This production chooses to look at the play through the lens of the main character’s memory. Leontes, King of Sicily, whose seemingly unmotivated jealous suspicions unleash a rash of dreadful consequences, is played by two actors. One is an undergraduate, Adam Zivkovic, whom many may remember for his striking performance as the false Dmitri in last season’s “Boris Gudonov.” The other, identified in the program as Old Leontes, is Paul Muldoon, who remains onstage throughout the production, sitting in a cluttered room on the upper story of the striking two-story set, often just observing the action, sometimes commenting on it, sometimes even moving it forward, but always physically embodying the idea that this play takes place in the attic of memory.
“The Winter’s Tale” is directed by Tracy Bersley, a New York-based director and choreographer who is on the faculty of the Program in Theater and Dance. In addition to setting the play in some unspecified time closer to our day than Shakespeare’s, she has chosen to use some audio techniques usually associated with cinema and TV. Voices are sometimes heard only through amplified sound, at times using the echoes associated with horror movies or dream sequences. At one point fast forward is used, unfortunately making it impossible to make out the words.
In a scene visually reminiscent of the trial scene in last year’s McCarter production of “Mrs. Packard,” Bersley has Leontes serve as prosecutor, judge, and jury for a trial of his unfairly accused wife.
Spoiler alert, if you’re familiar with the play: The ending, too, has been tweaked. As old Leontes goes cheerfully off with his rediscovered wife, young Leontes climbs the stairs to the attic memory room. In place of Shakespeare’s happy ending, the audience is left with an ambiguous solution that might even smack of novelty for novelty’s sake.
Members of the first-rate cast include Sara-Ashley Bischoff as the falsely accused Hermione; Kut Akdogan as Polixenes, King of Bohemia and Leontes’ best friend until the misunderstanding; Becca Foresman, the evil monk in last year’s “Boris,” as Paulina, who plays a major role in straightening out the mess; Sam Zetumer, Shuisky in last year’s “Boris,” as Camillo, advisor to Leontes who leaves him for Polixenes when Leontes goes berserk; and, as Leonte’s young son, Asher Muldoon. The young Muldoon handles both his lines and his actions most impressively.

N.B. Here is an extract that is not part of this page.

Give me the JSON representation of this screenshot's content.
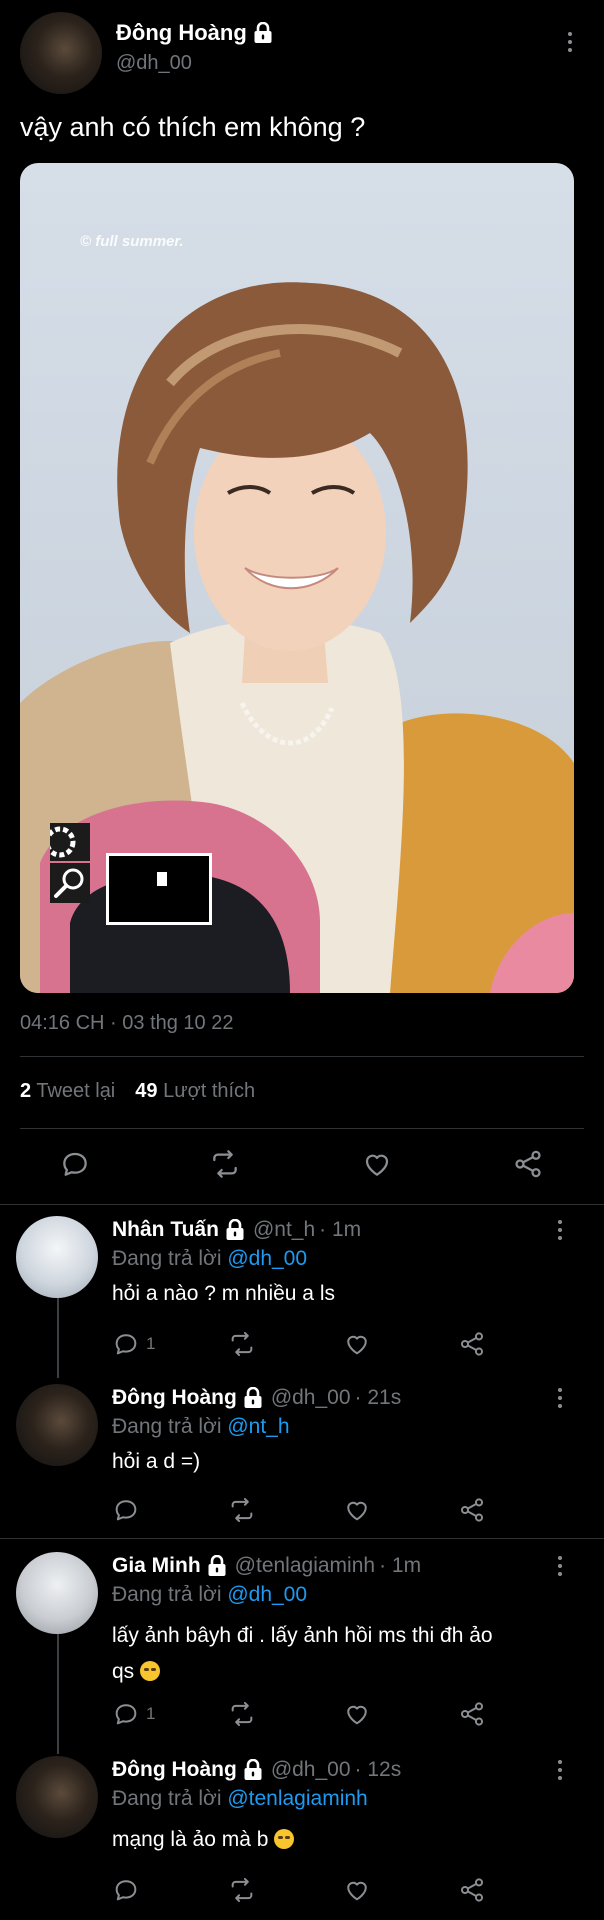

Undergraduates Paul Bangiola, Will Ellerbe, Jessica Harrop, Irfan Kherani, Heather May, Georgina Sherrington, and Mary Cait Walthall round out the cast. The level is high, and the language usually comes through — some of us always forget how much fun it is simply to listen to Shakespeare’s words — but unfortunately, it is not always easy to catch those words. It is not just the speeded up and electronically altered words that are difficult to hear; although the students handle Shakespeare’s rhythms skillfully, several of them let their voices drop too far as they got to the ends of their sentences.
The set, designed by Jeffrey van Vensor, who works frequently with Bersley, is striking. Two stories high, it features two side walls of doors outlining the space. The doors are tied into the emphasis on memory; as the closets of memory, they open frequently to reveal people and incidents from the past. Rear stage in the center, on the second floor, is Old Leonte’s cluttered haven. Since no choreographer is listed in the program, one must assume that the director is responsible for the extremely graceful way the cast clears items from the stage when they are no longer needed. The costumes, designed by Brad L. Scoggins, make it clear that the time period is not Shakespeare’s but could be seen as placed anywhere from the late 19th century to the recent past.

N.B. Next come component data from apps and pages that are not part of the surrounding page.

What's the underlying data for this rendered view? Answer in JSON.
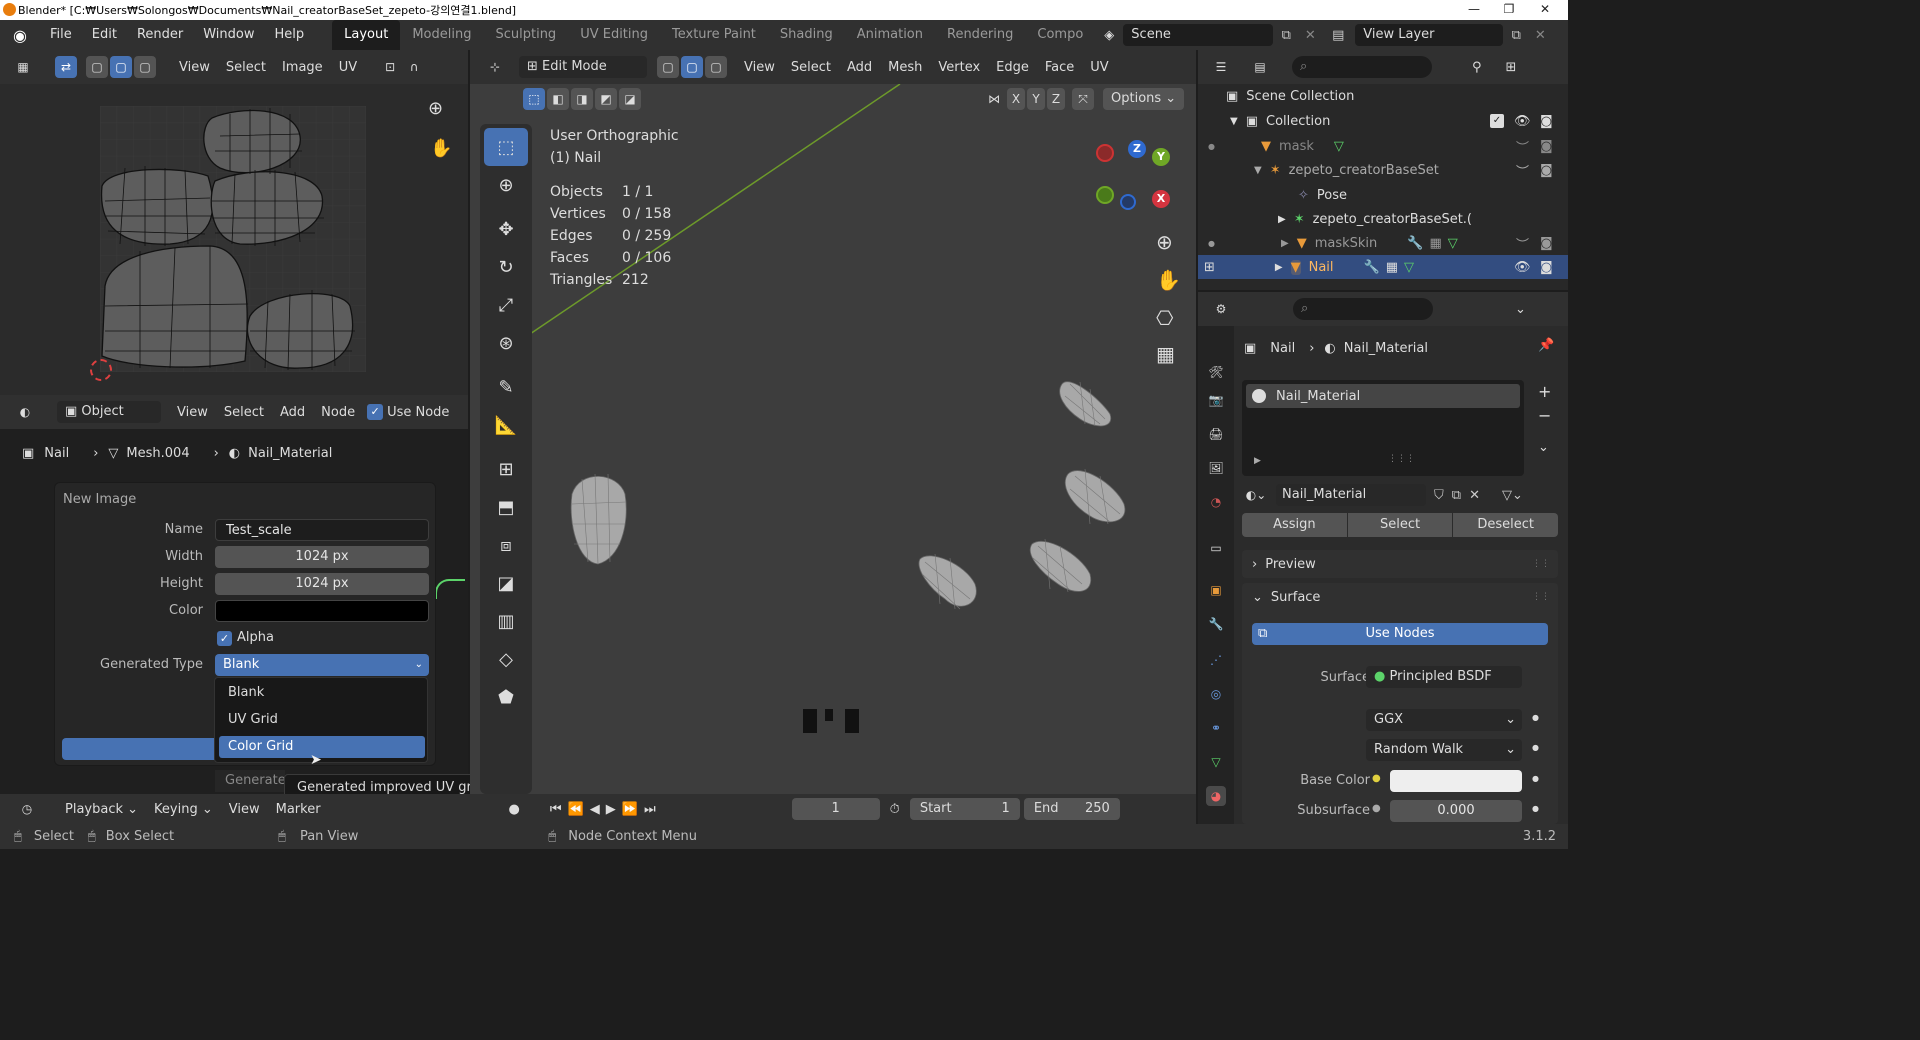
{
  "window": {
    "title": "Blender* [C:₩Users₩Solongos₩Documents₩Nail_creatorBaseSet_zepeto-강의연결1.blend]",
    "minimize": "—",
    "maximize": "❐",
    "close": "✕"
  },
  "menubar": {
    "items": [
      "File",
      "Edit",
      "Render",
      "Window",
      "Help"
    ],
    "workspaces": [
      "Layout",
      "Modeling",
      "Sculpting",
      "UV Editing",
      "Texture Paint",
      "Shading",
      "Animation",
      "Rendering",
      "Compo"
    ],
    "scene": "Scene",
    "view_layer": "View Layer"
  },
  "uv_editor": {
    "menus": [
      "View",
      "Select",
      "Image",
      "UV"
    ]
  },
  "viewport": {
    "mode": "Edit Mode",
    "menus": [
      "View",
      "Select",
      "Add",
      "Mesh",
      "Vertex",
      "Edge",
      "Face",
      "UV"
    ],
    "options": "Options",
    "overlay_title": "User Orthographic",
    "overlay_object": "(1) Nail",
    "stats": [
      {
        "k": "Objects",
        "v": "1 / 1"
      },
      {
        "k": "Vertices",
        "v": "0 / 158"
      },
      {
        "k": "Edges",
        "v": "0 / 259"
      },
      {
        "k": "Faces",
        "v": "0 / 106"
      },
      {
        "k": "Triangles",
        "v": "212"
      }
    ],
    "axes": {
      "x": "X",
      "y": "Y",
      "z": "Z"
    }
  },
  "node_editor": {
    "mode": "Object",
    "menus": [
      "View",
      "Select",
      "Add",
      "Node"
    ],
    "use_nodes": "Use Node",
    "breadcrumb": [
      "Nail",
      "Mesh.004",
      "Nail_Material"
    ]
  },
  "new_image": {
    "title": "New Image",
    "name_label": "Name",
    "name_value": "Test_scale",
    "width_label": "Width",
    "width_value": "1024 px",
    "height_label": "Height",
    "height_value": "1024 px",
    "color_label": "Color",
    "alpha_label": "Alpha",
    "gentype_label": "Generated Type",
    "gentype_value": "Blank",
    "options": [
      "Blank",
      "UV Grid",
      "Color Grid"
    ],
    "selected_option": "Color Grid",
    "partial_label": "Generate",
    "tooltip": "Generated improved UV grid to test UV mappings."
  },
  "timeline": {
    "menus": [
      "Playback",
      "Keying",
      "View",
      "Marker"
    ],
    "current_frame": "1",
    "start_label": "Start",
    "start_value": "1",
    "end_label": "End",
    "end_value": "250"
  },
  "outliner": {
    "scene_collection": "Scene Collection",
    "items": [
      {
        "name": "Collection"
      },
      {
        "name": "mask"
      },
      {
        "name": "zepeto_creatorBaseSet"
      },
      {
        "name": "Pose"
      },
      {
        "name": "zepeto_creatorBaseSet.("
      },
      {
        "name": "maskSkin"
      },
      {
        "name": "Nail"
      }
    ]
  },
  "properties": {
    "breadcrumb": [
      "Nail",
      "Nail_Material"
    ],
    "slot": "Nail_Material",
    "material_name": "Nail_Material",
    "assign": "Assign",
    "select": "Select",
    "deselect": "Deselect",
    "preview": "Preview",
    "surface": "Surface",
    "use_nodes": "Use Nodes",
    "surface_label": "Surface",
    "surface_value": "Principled BSDF",
    "distribution": "GGX",
    "subsurface_method": "Random Walk",
    "base_color_label": "Base Color",
    "subsurface_label": "Subsurface",
    "subsurface_value": "0.000"
  },
  "statusbar": {
    "select": "Select",
    "box_select": "Box Select",
    "pan_view": "Pan View",
    "context": "Node Context Menu",
    "version": "3.1.2"
  },
  "colors": {
    "accent": "#4772b3",
    "bg": "#1d1d1d",
    "header": "#303030"
  }
}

Despite my reservations, I would certainly recommend a visit to the Berlind.
“The Winter’s Tale,” Thursday, Friday, and Saturday, November 15 to 17, 8 p.m., Princeton University’s Program in Theater and Dance, the Berlind Theater at McCarter, 91 University Place. 609-258-2787.